POINT OF VIEW AND VOICE: This chapter is seven pages long and the pages have plenty of white space, but there are SO MANY ideas and SO MUCH knowledge to present students. Students should understand the differences between first person, second person, third-person objective, and third-person omniscient. There are suggestions of how to present this information and then for how to inspire students to try out different techniques within their own writing. Our students really enjoyed writing letters from the perspectives of different famous people in their information books, a lesson that was inspired from these pages. When we think about the importance of writers understanding audience, these are powerful pages.
PRECISE LANGUAGE: As I stated earlier in this post, voice does not explicitly live within the CCSS, but when writers use sensory words, precise nouns and verbs, figurative language, and domain-specific vocabulary, voice emerges. One of the exercises in this chapter is to guess whether there are more concrete nouns, active verbs, or adjectives in a given passage. If you want an engaging activity to use to help students understand the power of nouns and verbs, as opposed to juicy adjectives, check out p. 81! I also love that Georgia Heard presents lists of words to avoid: things, stuff, beauty, niceness, glory, devotion.

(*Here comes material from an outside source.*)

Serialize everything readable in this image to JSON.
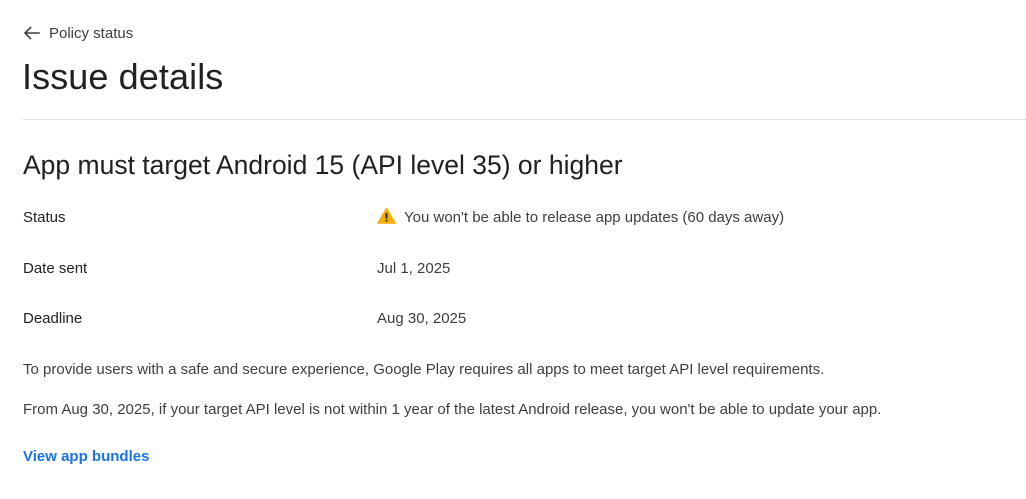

The chapter about precise language is the longest of the seven chapters, and I'm not going into all of the details of it. Suffice it to say that there are several lessons, strategies, exercises, student samples, writing tips, and even games that jump off these pages and would help any level teacher provide engaging instruction about language and the importance of words.
TEXT STRUCTURES: I have thought of text structures as a relative strength in our curriculum, but I still found plenty to learn in this chapter. Again, there is a framework that wants to jump out of the book and on to a chart for student use in the classroom. There are also strong and clear links to the CCSS for both readers and writers, since the Standards emphasize that students study and learn about craft and structure.
ENDINGS: I see a lot of endings that go something like: "That's my book about...I hope you liked it." Do these endings give the sense of closure that the CCSS require? I'm not sure, but they definitely don't give me the sense of closure that I want! Finding the Heart of Nonfiction includes specific strategies for getting students to develop endings that are more satisfying--circular endings, question endings, chronological, quotation, and reflective endings... There are descriptions, strategies, examples, and reproducibles for of all of them.
Without the bibliography and index, Finding the Heart of Nonfiction is 123 pages long. The font is average and there is plenty of white space on many of the pages. However, it changed the way I think about the instruction of any sort of nonfiction writing. I know that my post is longer than usual, but I hope that it has inspires you to find yourself a copy.